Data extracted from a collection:
Content starts

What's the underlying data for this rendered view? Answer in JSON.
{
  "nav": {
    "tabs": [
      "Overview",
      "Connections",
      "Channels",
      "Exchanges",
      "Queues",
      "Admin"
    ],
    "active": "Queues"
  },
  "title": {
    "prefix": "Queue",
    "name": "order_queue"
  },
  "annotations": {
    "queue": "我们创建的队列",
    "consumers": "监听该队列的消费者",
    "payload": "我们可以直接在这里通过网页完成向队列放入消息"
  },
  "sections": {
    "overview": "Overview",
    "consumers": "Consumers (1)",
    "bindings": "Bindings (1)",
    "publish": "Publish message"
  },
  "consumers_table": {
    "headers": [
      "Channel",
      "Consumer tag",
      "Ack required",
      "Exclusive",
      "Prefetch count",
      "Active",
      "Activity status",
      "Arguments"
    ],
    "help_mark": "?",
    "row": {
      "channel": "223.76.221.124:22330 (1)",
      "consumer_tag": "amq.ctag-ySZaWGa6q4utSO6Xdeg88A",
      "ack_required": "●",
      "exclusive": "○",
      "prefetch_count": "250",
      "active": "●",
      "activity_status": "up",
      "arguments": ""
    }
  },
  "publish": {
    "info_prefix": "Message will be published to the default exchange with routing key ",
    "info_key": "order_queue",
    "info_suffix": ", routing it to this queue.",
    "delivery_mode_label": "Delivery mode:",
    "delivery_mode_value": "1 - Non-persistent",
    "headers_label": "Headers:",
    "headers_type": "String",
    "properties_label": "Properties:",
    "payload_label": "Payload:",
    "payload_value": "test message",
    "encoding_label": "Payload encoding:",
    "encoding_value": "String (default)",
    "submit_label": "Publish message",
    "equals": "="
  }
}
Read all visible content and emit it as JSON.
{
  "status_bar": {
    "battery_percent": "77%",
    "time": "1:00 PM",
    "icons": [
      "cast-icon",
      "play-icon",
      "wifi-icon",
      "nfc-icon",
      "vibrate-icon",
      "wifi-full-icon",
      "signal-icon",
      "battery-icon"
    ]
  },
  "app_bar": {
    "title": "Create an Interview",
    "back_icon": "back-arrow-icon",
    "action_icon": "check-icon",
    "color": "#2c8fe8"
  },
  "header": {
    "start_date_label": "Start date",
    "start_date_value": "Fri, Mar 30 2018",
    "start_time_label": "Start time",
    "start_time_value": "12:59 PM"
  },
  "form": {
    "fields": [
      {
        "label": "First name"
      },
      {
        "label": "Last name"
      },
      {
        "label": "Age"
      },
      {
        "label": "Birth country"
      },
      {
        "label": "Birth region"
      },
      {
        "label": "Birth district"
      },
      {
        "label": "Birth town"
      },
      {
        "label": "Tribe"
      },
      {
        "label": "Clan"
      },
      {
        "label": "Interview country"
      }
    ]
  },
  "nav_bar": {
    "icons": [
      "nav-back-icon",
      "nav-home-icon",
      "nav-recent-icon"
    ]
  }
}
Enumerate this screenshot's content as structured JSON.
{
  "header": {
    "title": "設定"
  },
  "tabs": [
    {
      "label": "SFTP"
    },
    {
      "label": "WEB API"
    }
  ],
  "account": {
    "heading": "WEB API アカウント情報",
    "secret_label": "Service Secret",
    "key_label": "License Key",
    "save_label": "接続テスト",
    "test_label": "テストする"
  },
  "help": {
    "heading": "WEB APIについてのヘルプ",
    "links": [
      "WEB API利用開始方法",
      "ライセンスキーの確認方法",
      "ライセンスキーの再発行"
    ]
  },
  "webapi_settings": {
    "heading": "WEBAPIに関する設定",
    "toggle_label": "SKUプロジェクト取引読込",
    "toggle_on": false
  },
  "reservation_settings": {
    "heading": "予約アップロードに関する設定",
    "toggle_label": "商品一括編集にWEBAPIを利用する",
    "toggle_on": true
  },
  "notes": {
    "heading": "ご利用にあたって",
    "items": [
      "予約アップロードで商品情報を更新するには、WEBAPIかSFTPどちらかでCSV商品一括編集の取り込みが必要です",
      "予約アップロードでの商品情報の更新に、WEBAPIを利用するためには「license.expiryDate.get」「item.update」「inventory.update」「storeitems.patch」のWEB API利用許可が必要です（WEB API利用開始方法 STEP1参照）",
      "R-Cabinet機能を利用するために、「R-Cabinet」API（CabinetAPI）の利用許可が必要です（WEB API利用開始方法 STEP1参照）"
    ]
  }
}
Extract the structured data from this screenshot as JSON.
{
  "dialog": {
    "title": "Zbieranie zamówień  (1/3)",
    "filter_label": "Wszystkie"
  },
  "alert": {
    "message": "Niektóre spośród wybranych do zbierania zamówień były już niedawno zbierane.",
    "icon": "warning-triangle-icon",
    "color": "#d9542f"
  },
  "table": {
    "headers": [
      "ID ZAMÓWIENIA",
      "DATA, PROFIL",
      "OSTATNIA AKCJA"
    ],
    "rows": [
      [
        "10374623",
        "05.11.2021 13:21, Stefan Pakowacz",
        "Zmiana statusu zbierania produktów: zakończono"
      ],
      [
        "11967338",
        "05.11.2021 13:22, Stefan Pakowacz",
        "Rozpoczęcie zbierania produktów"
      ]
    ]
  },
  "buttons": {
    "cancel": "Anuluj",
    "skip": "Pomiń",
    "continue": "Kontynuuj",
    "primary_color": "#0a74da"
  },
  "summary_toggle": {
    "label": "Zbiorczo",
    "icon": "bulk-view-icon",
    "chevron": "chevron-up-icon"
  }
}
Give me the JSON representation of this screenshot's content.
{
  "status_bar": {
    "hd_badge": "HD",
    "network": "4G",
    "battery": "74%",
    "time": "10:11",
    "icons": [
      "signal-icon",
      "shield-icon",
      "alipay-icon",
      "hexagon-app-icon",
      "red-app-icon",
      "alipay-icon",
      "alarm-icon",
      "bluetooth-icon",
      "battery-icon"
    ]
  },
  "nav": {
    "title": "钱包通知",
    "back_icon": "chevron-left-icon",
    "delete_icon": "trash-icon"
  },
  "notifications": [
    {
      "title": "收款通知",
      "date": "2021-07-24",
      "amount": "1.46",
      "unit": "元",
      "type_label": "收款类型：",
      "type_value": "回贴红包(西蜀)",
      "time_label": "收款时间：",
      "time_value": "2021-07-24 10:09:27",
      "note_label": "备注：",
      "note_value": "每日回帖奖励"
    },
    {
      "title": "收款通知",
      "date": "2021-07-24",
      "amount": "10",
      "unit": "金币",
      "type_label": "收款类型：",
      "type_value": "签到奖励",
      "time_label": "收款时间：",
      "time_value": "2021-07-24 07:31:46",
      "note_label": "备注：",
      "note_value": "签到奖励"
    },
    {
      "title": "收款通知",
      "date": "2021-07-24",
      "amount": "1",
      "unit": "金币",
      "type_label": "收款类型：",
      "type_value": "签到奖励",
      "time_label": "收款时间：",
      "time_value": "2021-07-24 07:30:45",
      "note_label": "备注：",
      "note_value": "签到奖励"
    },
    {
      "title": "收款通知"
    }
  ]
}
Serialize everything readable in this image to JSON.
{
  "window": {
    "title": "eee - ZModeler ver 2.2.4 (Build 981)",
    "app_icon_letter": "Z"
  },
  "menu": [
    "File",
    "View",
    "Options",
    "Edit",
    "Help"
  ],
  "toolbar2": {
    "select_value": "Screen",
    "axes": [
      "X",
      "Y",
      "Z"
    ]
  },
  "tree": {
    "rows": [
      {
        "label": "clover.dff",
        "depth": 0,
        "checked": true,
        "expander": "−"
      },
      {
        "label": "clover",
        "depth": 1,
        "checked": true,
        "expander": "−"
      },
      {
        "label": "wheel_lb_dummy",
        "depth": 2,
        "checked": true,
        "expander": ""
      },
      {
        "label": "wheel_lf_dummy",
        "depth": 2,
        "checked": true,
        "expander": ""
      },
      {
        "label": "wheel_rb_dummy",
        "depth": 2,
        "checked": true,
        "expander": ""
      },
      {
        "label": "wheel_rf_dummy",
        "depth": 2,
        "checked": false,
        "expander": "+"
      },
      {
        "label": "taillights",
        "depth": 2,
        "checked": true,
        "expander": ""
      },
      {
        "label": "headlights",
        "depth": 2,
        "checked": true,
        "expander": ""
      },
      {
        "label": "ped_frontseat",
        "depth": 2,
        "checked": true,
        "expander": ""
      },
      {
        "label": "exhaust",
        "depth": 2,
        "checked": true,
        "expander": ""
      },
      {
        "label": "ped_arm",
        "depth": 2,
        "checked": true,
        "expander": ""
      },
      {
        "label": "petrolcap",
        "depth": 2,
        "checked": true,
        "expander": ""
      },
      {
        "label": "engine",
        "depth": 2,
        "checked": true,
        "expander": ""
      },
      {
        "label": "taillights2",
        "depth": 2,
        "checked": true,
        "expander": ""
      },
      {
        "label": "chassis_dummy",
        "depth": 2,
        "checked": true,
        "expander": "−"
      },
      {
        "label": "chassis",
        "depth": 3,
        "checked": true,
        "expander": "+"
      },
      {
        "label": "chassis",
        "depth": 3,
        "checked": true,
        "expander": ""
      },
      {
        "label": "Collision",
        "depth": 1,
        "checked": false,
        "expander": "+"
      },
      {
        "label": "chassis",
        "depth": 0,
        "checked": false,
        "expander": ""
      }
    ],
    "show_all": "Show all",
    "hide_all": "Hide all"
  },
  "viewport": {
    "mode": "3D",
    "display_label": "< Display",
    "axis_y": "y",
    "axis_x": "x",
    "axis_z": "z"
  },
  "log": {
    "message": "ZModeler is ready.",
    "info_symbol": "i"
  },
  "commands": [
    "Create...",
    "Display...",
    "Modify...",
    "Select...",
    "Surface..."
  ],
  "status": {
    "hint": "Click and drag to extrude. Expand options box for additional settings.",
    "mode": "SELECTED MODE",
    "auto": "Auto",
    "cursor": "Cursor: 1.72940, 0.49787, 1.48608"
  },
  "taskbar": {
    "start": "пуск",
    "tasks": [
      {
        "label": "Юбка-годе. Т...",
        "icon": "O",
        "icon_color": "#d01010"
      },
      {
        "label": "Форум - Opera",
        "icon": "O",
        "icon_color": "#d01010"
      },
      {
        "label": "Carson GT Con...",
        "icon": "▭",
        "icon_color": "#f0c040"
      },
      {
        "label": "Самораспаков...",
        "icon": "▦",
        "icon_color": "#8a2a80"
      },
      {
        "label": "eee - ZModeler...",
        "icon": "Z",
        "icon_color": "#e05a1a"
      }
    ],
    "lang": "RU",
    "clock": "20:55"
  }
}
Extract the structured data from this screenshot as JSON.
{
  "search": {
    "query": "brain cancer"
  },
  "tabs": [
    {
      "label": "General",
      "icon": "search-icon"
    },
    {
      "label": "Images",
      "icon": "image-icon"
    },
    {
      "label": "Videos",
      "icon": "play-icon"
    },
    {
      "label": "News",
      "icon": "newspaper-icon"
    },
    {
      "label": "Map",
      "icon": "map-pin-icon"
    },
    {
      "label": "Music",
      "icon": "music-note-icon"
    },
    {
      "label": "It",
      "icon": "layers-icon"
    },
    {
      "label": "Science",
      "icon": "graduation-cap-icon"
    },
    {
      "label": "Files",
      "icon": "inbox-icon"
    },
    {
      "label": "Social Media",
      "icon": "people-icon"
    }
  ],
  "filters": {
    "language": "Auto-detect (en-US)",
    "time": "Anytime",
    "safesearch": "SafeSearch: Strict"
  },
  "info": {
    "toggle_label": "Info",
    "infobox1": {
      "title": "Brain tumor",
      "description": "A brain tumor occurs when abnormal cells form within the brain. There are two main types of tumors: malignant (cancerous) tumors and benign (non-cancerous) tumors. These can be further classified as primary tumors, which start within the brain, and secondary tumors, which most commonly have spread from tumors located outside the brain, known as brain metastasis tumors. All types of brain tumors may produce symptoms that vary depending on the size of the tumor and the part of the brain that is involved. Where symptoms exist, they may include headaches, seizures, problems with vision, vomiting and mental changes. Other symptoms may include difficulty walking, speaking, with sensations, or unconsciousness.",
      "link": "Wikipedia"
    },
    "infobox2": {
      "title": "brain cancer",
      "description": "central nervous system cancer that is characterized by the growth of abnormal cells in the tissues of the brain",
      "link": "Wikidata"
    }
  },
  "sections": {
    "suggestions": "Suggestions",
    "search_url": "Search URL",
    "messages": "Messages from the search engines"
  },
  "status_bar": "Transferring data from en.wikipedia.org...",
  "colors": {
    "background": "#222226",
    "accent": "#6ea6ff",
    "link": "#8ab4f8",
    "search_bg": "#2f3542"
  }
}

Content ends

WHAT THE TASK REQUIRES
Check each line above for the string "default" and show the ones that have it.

EXERCISE RESULT
    "info_prefix": "Message will be published to the default exchange with routing key ",
    "encoding_value": "String (default)",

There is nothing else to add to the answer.